___ Supplied records

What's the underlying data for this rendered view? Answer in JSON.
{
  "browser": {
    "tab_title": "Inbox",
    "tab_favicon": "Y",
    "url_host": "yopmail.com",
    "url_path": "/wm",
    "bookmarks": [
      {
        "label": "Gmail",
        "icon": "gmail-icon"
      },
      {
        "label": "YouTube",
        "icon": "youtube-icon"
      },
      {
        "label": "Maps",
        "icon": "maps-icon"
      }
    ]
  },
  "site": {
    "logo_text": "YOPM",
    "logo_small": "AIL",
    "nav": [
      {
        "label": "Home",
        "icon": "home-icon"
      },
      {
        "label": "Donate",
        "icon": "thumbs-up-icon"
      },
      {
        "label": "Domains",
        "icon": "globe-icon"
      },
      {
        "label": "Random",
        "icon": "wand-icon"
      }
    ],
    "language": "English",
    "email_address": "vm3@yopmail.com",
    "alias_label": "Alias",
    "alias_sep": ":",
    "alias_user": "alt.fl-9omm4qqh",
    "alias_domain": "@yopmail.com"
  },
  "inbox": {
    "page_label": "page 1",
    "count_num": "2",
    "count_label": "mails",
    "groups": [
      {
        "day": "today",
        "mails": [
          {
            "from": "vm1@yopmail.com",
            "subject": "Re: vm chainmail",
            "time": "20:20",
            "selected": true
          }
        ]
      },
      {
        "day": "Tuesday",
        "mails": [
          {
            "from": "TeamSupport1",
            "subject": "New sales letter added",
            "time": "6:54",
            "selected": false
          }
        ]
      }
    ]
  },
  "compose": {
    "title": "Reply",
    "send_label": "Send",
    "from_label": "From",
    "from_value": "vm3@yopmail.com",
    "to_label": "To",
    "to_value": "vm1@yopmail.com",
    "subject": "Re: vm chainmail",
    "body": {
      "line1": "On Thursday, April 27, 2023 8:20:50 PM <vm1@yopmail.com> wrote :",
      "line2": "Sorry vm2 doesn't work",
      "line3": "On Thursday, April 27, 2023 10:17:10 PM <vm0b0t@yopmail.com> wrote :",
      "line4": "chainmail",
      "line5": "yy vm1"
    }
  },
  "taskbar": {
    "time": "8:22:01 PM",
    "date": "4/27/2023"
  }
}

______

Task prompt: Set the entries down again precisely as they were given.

Answer to the exercise:
What's the underlying data for this rendered view? Answer in JSON.
{
  "browser": {
    "tab_title": "Inbox",
    "tab_favicon": "Y",
    "url_host": "yopmail.com",
    "url_path": "/wm",
    "bookmarks": [
      {
        "label": "Gmail",
        "icon": "gmail-icon"
      },
      {
        "label": "YouTube",
        "icon": "youtube-icon"
      },
      {
        "label": "Maps",
        "icon": "maps-icon"
      }
    ]
  },
  "site": {
    "logo_text": "YOPM",
    "logo_small": "AIL",
    "nav": [
      {
        "label": "Home",
        "icon": "home-icon"
      },
      {
        "label": "Donate",
        "icon": "thumbs-up-icon"
      },
      {
        "label": "Domains",
        "icon": "globe-icon"
      },
      {
        "label": "Random",
        "icon": "wand-icon"
      }
    ],
    "language": "English",
    "email_address": "vm3@yopmail.com",
    "alias_label": "Alias",
    "alias_sep": ":",
    "alias_user": "alt.fl-9omm4qqh",
    "alias_domain": "@yopmail.com"
  },
  "inbox": {
    "page_label": "page 1",
    "count_num": "2",
    "count_label": "mails",
    "groups": [
      {
        "day": "today",
        "mails": [
          {
            "from": "vm1@yopmail.com",
            "subject": "Re: vm chainmail",
            "time": "20:20",
            "selected": true
          }
        ]
      },
      {
        "day": "Tuesday",
        "mails": [
          {
            "from": "TeamSupport1",
            "subject": "New sales letter added",
            "time": "6:54",
            "selected": false
          }
        ]
      }
    ]
  },
  "compose": {
    "title": "Reply",
    "send_label": "Send",
    "from_label": "From",
    "from_value": "vm3@yopmail.com",
    "to_label": "To",
    "to_value": "vm1@yopmail.com",
    "subject": "Re: vm chainmail",
    "body": {
      "line1": "On Thursday, April 27, 2023 8:20:50 PM <vm1@yopmail.com> wrote :",
      "line2": "Sorry vm2 doesn't work",
      "line3": "On Thursday, April 27, 2023 10:17:10 PM <vm0b0t@yopmail.com> wrote :",
      "line4": "chainmail",
      "line5": "yy vm1"
    }
  },
  "taskbar": {
    "time": "8:22:01 PM",
    "date": "4/27/2023"
  }
}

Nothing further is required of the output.